"I was happy after China as I was regarded as one of the contenders. Before I was sad because no-one was looking at me, but now it's different," said Pogorilaya.
Olympic champions Tessa Virtue and Scott Moir of Canada took a comfortable lead in the ice dance after their short dance to a foxtrot and quickstep routine which earned them 75.31 points.
France's Nathalie Pechalat and Fabian Bourzat (70.59) and Russia's Elena Ilinykh and Nikita Katsalapov (69.07) are separated by just 1.52 points in second and third place.
"We made quite a lot of changes since the first Grand Prix and we felt like we came out and executed them well, just like we do it in training," said Moir of their first win at Skate Canada.
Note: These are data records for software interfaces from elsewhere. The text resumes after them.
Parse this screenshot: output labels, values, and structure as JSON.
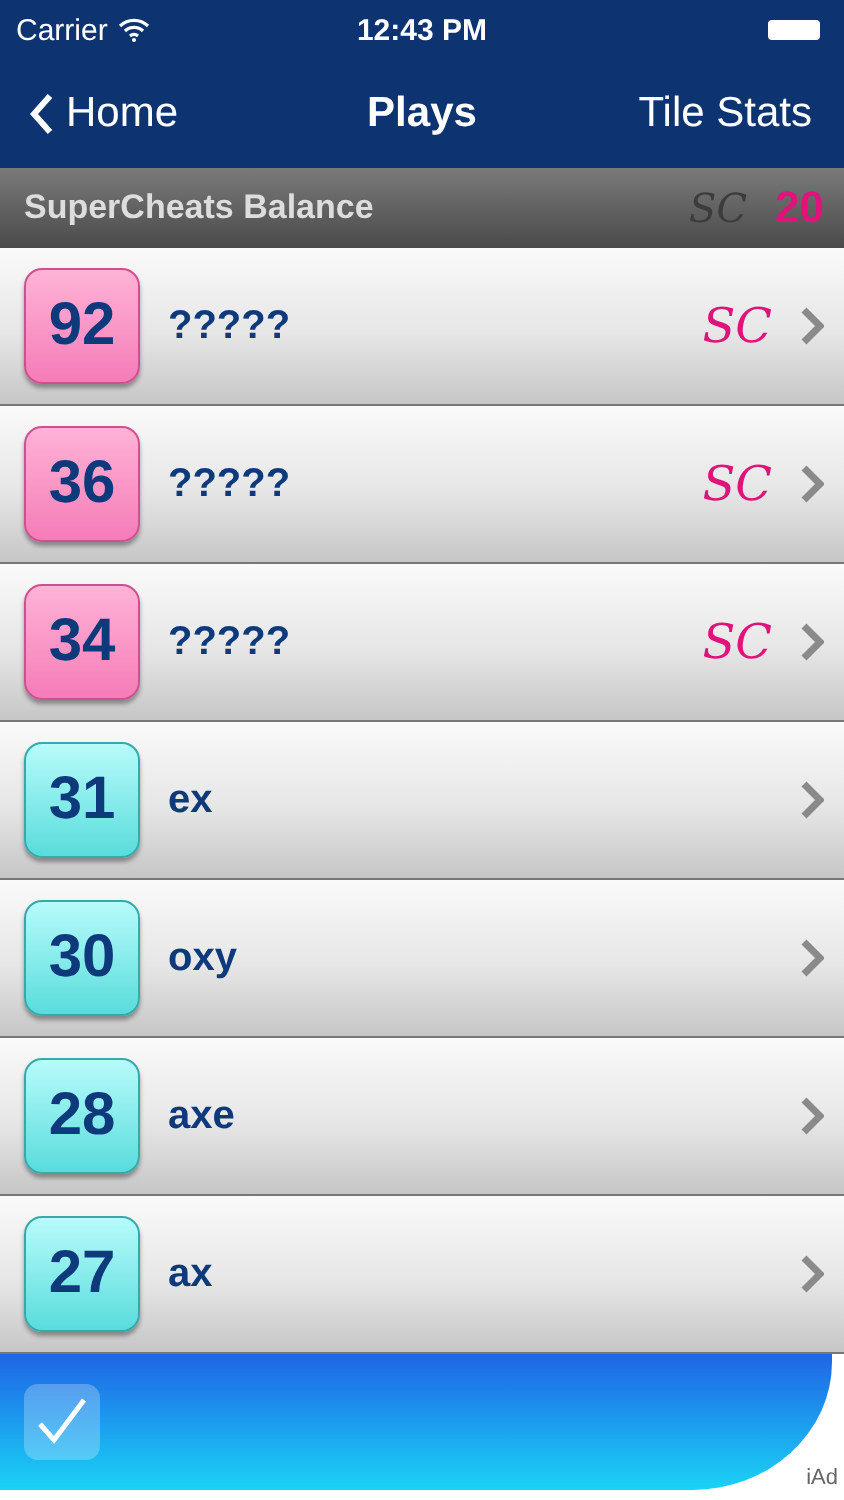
{
  "status_bar": {
    "carrier": "Carrier",
    "time": "12:43 PM"
  },
  "nav": {
    "back": "Home",
    "title": "Plays",
    "right": "Tile Stats"
  },
  "balance": {
    "label": "SuperCheats Balance",
    "logo": "SC",
    "value": "20"
  },
  "plays": [
    {
      "score": "92",
      "word": "?????",
      "kind": "locked",
      "badge": "SC"
    },
    {
      "score": "36",
      "word": "?????",
      "kind": "locked",
      "badge": "SC"
    },
    {
      "score": "34",
      "word": "?????",
      "kind": "locked",
      "badge": "SC"
    },
    {
      "score": "31",
      "word": "ex",
      "kind": "word"
    },
    {
      "score": "30",
      "word": "oxy",
      "kind": "word"
    },
    {
      "score": "28",
      "word": "axe",
      "kind": "word"
    },
    {
      "score": "27",
      "word": "ax",
      "kind": "word"
    }
  ],
  "ad": {
    "label": "iAd"
  }
}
"Tessa and I were very happy with our skate today. It was important goal for us at this competition to have a strong short dance."
Earlier Chinese veterans Pang Qing and Tong Jian led the pairs despite a fall in their short programme, in the fifth of the six-leg ISU Grand Prix series.
The top three pairs had tumbles but the former two-time world champions scored highest with 67.69 points as they bid for a first Paris title at the sixth attempt.
Canada's Meagan Duhamel and Eric Radford are sitting second (66.07) with Russia's Vera Bazarova and Yuri Larionov (65.67) third going into Saturday's free skating final.
Tong, 34, blamed jetlag for his fall on his opening triple toeloop and insisted they could bounce back and book a spot in the Grand Prix final.
"Today we had a fall. It's the first time this has happened to us in the short programme. We hope we'll skate clean in tomorrow's free," Olympic silver medallist Tong said.
"It's true we've never won this event. This is our last season. It would be nice to win this event. It's our last time here and we're skating with a bit of nostalgia."